The blade is made of hardened steel (read: sharp) and it has a 0.8-inch cutting capacity. It also comes with a “sap groove,” that collects the sap and other debris when you’re dealing with messy trees. These pruners are designed for years of use and come with a limited lifetime warranty.
Best for People With Weak Hands: The Gardener's Friend Ratchet Pruning Shears
If your hands are weakened due to arthritis, carpal tunnel syndrome or just age, this set of pruners is designed to make your pruning as pain-free and comfortable as possible. They use a ratchet mechanism that the manufacturer promises make cuts with a fraction of the effort of other pruners. From flowers to trees and shrubs, you can use them to trim stems and branches up to one inch thick.
The hardened carbon steel blade has a “channel coating” to keep it sharp and ready for the job. These pruners are also ergonomically designed with soft rubber hand grips to absorb pressure, and they can be adjusted for use by right-handed and left-handed gardeners alike.
Best for Hedges and Shrubs: Fiskars 10in. Hedge Shears
If you got hedges, you’re going to need to get your hands on a reliable pair of pruners to keep them looking neat. This pair from Fiskars gets high marks all around for making the job as easy, comfortable and enjoyable as possible. With an innovative blade design that promises two times the cutting power, they may just cut your work in half. Bonus: The blades are also designed to sharpen themselves while you’re using them.
They’re designed for comfort too with “GripEase” pads to improve your control while reducing hand fatigue. Gardeners say they handle nicely, are easy to use and do a great job cutting. If you don’t agree, they also come with a lifetime warranty.
Best for Fruit Trees: DCM Telescoping Cut and Hold Bypass Garden Pruner
Got fruit trees? Lucky you, but you also have some work to do to reap those delicious rewards and keep your trees looking good. These pruners are designed to do just that. They extend from 6.5' to 13' to make ladder-free trimming easy. While the scissor-action blades will cut smaller branches, there’s also a detachable saw blade designed for cutting thicker ones. These pruners are also equipped with a “hold” system that lets you harvest your fruit. Instead of branches just dropping to the ground after they’re cut, they're actually held until you release them into the fruit harvesting pocket.
They’re also lightweight (it weighs just 2.5 pounds), ergonomically designed and has a comfort grip to make your work easier and more enjoyable. Now for those fruit pies…
We bought two top-rated pruners that our reviewers tested for three hours. We asked our testers to consider the most important features when using these pruners, from size to ease of use. We’ve outlined the key takeaways here so that you, too, know what to look for when shopping.

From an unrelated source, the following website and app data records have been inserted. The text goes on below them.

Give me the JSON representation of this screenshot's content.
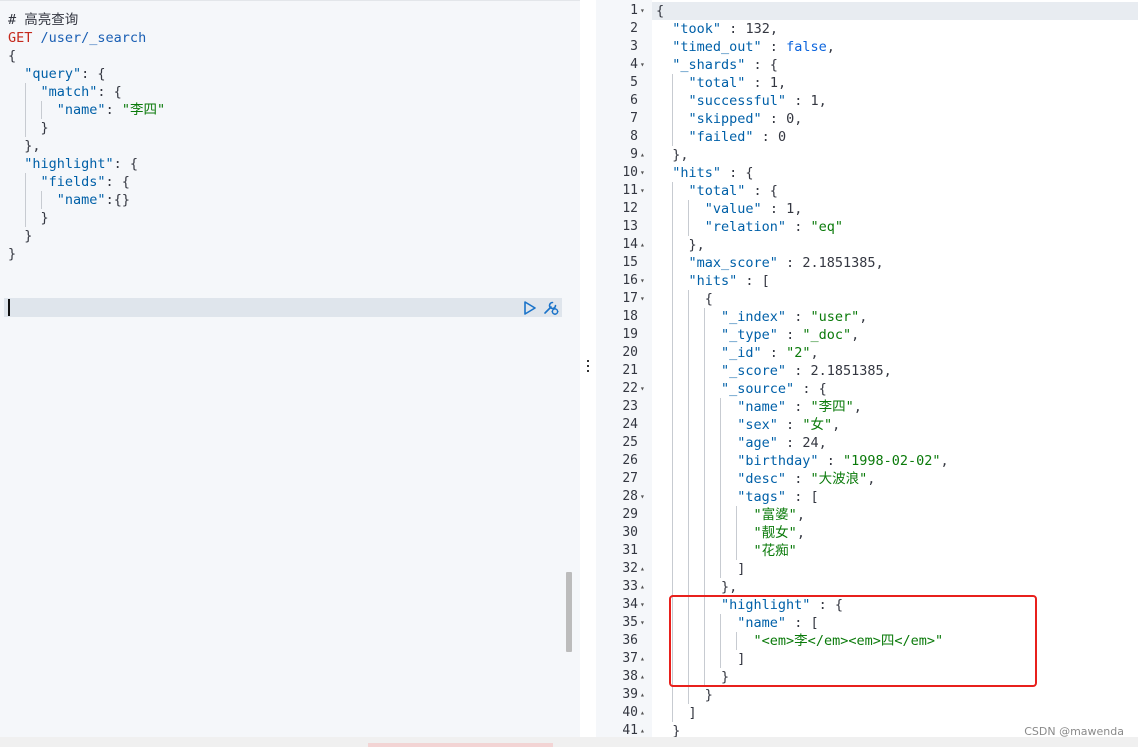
{
  "request": {
    "comment": "# 高亮查询",
    "method": "GET",
    "path": "/user/_search",
    "k_query": "\"query\"",
    "k_match": "\"match\"",
    "k_name": "\"name\"",
    "v_name": "\"李四\"",
    "k_highlight": "\"highlight\"",
    "k_fields": "\"fields\"",
    "k_name2": "\"name\""
  },
  "response": {
    "line_numbers": [
      "1",
      "2",
      "3",
      "4",
      "5",
      "6",
      "7",
      "8",
      "9",
      "10",
      "11",
      "12",
      "13",
      "14",
      "15",
      "16",
      "17",
      "18",
      "19",
      "20",
      "21",
      "22",
      "23",
      "24",
      "25",
      "26",
      "27",
      "28",
      "29",
      "30",
      "31",
      "32",
      "33",
      "34",
      "35",
      "36",
      "37",
      "38",
      "39",
      "40",
      "41"
    ],
    "took_value": "132",
    "timed_out_value": "false",
    "shards_total": "1",
    "shards_successful": "1",
    "shards_skipped": "0",
    "shards_failed": "0",
    "hits_total_value": "1",
    "hits_total_relation": "\"eq\"",
    "max_score": "2.1851385",
    "doc_index": "\"user\"",
    "doc_type": "\"_doc\"",
    "doc_id": "\"2\"",
    "doc_score": "2.1851385",
    "source_name": "\"李四\"",
    "source_sex": "\"女\"",
    "source_age": "24",
    "source_birthday": "\"1998-02-02\"",
    "source_desc": "\"大波浪\"",
    "source_tags": [
      "\"富婆\"",
      "\"靓女\"",
      "\"花痴\""
    ],
    "highlight_name_value": "\"<em>李</em><em>四</em>\""
  },
  "keys": {
    "took": "\"took\"",
    "timed_out": "\"timed_out\"",
    "shards": "\"_shards\"",
    "total": "\"total\"",
    "successful": "\"successful\"",
    "skipped": "\"skipped\"",
    "failed": "\"failed\"",
    "hits": "\"hits\"",
    "value": "\"value\"",
    "relation": "\"relation\"",
    "max_score": "\"max_score\"",
    "index": "\"_index\"",
    "type": "\"_type\"",
    "id": "\"_id\"",
    "score": "\"_score\"",
    "source": "\"_source\"",
    "name": "\"name\"",
    "sex": "\"sex\"",
    "age": "\"age\"",
    "birthday": "\"birthday\"",
    "desc": "\"desc\"",
    "tags": "\"tags\"",
    "highlight": "\"highlight\""
  },
  "icons": {
    "run": "play-icon",
    "settings": "wrench-icon",
    "splitter": "vertical-dots-icon"
  },
  "colors": {
    "highlight_box": "#e8201c",
    "method": "#c5291c",
    "string": "#0a7a0a",
    "key": "#0060a8"
  },
  "watermark": "CSDN @mawenda"
}
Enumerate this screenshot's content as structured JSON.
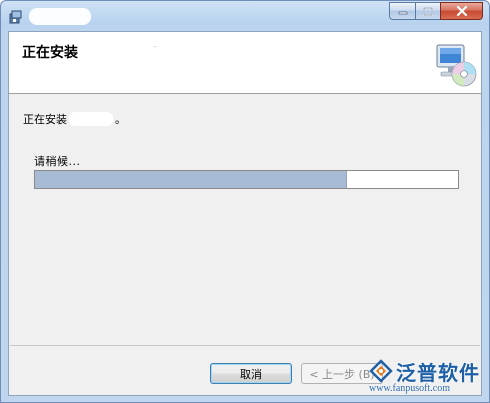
{
  "window": {
    "title": "",
    "controls": {
      "minimize_icon": "minimize-icon",
      "maximize_icon": "maximize-icon",
      "close_icon": "close-icon"
    }
  },
  "header": {
    "title": "正在安装",
    "icon": "computer-cd-icon"
  },
  "body": {
    "status_prefix": "正在安装",
    "status_app": "",
    "status_suffix": "。",
    "wait_label": "请稍候...",
    "progress": {
      "fraction": 0.737,
      "fill_color": "#a7bcd4"
    }
  },
  "buttons": {
    "cancel": "取消",
    "back": "< 上一步 (B)"
  },
  "watermark": {
    "brand": "泛普软件",
    "url": "www.fanpusoft.com"
  }
}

Type The job at hand should be the biggest factor driving your choice of pruners. If you are looking to trim trees, then you want a pair made to reach branches, while if you just want to trim occasional plants, then you don’t need anything too large. Consider how often you’ll be using your pruners and the plants and trees in your yard to determine how specialized your pruners should be and if you will need more than one pair.
Size The type of job you’re tackling will certainly influence the size of pruners you want to pick, but so should the size of your hands and how much weight you’re able to handle comfortably. Some are made specifically for those with small hands, and they come in a variety of materials, some of which are heavier than others.
Ease of use Pruning can be a tough job, but the right pair of pruners can make the job easier. From those with ergonomic grips to special handles built for comfort, there are various factors that will affect how easy they are to use. Some are made specifically for people with hands that have been weakened by arthritis, age, and other factors.